Buybacks Inflate USB’s Share Price

Those buybacks have also ballooned the bank’s shareholder yield, a critical (and way too often overlooked) figure I see as its true yield because it gives a fuller picture of what the company pays us.

You calculate it by adding the amount spent on buybacks in a given year to the amount spent on dividends, then subtracting any money spent on share issuances. You then divide by the firm’s market cap, or the value of all of its outstanding shares.

USB’s Attractive Shareholder Yield

Source: Ycharts

In USB’s case, this makes a massive difference: the bank’s shareholder yield comes out to 4.9%, much more than the 3.2% yield on its dividend alone.

Then there’s USB’s valuation: it trades at 1.62-times book value, or what it would be worth if it were broken up and sold. That’s still well below its pre-pandemic value of 1.8, suggesting the stock will see some additional upside as the recovery accelerates.

Speaking of rising rates, bear in mind that about 55% of USB’s revenue was interest income in the last 12 months, so those higher rates will make a considerable difference to the bank’s top and bottom lines.

Finally, don’t forget about dividend growth: USB has increased its payout 236% in the last 10 years, meaning folks who bought in 2011 are pocketing a 6.1% dividend yield on their initial buy today.

Another Rising-Rate Play Trading at 50% Off

We’ve got another, similar play setting up in insurance. Consider Lincoln National (LNC), payer of a 2.9% dividend yield but boasting a (shareholder) yield of 5.4% when you include the $1.3 billion in buybacks it undertook in the last year. Rising rates have given LNC shares a nice boost so far in 2021, with the stock easily topping the S&P 500:

Rising Rates Inflate LNC—With More to Come

LNC has plenty of ways to keep its share price rising. In addition to being an obvious beneficiary of rising long-term rates, it can continue its dividend growth, thanks to its reasonable payout ratio of 58% of free cash flow.

And get this: as I write, LNC trades at just 48% of book value. In other words, you’re getting about half the company’s assets and its entire insurance business, which boasts 17 million customers, essentially for free.

This “All-Weather” 6.5% Dividend Is Your Best Buy as Rates Rise

You won’t find my favorite bank stock among the big names of Wall Street. It’s a smaller bank that knows its customers well—they’ve been trusting it with their life savings since it was founded during the Great Depression.

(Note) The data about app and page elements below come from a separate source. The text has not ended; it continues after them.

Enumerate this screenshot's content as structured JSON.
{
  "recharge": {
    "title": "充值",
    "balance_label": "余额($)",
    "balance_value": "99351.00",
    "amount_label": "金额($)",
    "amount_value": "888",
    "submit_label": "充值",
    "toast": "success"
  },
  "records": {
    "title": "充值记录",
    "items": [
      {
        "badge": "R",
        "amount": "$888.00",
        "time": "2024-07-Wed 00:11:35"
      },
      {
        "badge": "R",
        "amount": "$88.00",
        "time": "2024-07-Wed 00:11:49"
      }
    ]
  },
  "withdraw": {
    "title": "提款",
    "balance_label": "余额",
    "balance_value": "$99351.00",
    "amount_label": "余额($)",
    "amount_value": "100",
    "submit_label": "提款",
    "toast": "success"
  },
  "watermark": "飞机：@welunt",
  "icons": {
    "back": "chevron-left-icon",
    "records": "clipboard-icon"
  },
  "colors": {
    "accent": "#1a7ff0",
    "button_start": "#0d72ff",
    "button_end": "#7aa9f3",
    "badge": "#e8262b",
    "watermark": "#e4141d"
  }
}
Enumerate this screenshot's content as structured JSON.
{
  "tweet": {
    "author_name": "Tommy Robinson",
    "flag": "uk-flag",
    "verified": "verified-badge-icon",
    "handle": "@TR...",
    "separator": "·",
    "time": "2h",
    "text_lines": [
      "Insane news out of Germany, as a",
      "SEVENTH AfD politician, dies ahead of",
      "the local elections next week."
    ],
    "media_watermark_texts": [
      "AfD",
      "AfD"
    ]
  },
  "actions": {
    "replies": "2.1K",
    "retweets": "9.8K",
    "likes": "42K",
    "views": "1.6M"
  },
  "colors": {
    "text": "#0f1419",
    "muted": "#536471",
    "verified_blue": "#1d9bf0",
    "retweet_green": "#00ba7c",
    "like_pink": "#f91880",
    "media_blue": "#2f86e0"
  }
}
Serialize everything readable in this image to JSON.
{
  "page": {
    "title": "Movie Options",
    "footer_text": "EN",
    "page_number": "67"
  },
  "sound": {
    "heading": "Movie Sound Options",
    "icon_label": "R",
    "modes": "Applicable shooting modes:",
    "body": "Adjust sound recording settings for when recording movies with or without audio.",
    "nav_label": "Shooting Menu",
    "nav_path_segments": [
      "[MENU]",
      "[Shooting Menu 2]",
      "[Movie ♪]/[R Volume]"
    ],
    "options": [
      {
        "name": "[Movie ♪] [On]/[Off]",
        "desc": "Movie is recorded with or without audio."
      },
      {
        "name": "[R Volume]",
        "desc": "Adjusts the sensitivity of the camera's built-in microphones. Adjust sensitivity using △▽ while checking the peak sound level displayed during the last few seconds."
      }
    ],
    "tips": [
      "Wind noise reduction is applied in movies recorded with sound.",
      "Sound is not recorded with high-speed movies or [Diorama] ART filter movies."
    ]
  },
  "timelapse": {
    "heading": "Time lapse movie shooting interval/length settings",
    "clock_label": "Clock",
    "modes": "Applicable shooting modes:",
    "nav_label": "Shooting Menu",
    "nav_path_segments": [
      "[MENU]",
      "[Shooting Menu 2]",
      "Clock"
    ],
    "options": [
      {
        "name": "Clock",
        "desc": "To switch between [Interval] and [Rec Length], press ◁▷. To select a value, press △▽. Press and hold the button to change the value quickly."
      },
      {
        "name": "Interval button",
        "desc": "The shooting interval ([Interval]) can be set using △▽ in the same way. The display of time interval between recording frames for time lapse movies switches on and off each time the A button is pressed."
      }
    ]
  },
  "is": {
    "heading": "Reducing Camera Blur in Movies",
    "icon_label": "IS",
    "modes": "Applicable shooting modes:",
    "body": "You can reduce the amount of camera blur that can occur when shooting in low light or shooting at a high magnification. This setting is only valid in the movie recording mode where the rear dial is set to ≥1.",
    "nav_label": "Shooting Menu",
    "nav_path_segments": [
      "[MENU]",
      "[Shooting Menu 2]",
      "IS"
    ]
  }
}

Here’s something else it has over the big banks: a whopping 6.5% dividend—and its last payout hike was a gaudy 8% (I expect another dividend raise as soon as this summer!).

This “All-Weather” stock is also ridiculously cheap, but I expect that to change fast now that thousands of investors are combing the banking sector, on the hunt for the best ones to cash in on rising rates.

Don’t miss your chance! Click here and I’ll tell you everything you need to know about this 6.5%-paying “All-Weather” pick, including its name, ticker and the kind of return you can expect, year in and year out, on a buy made today.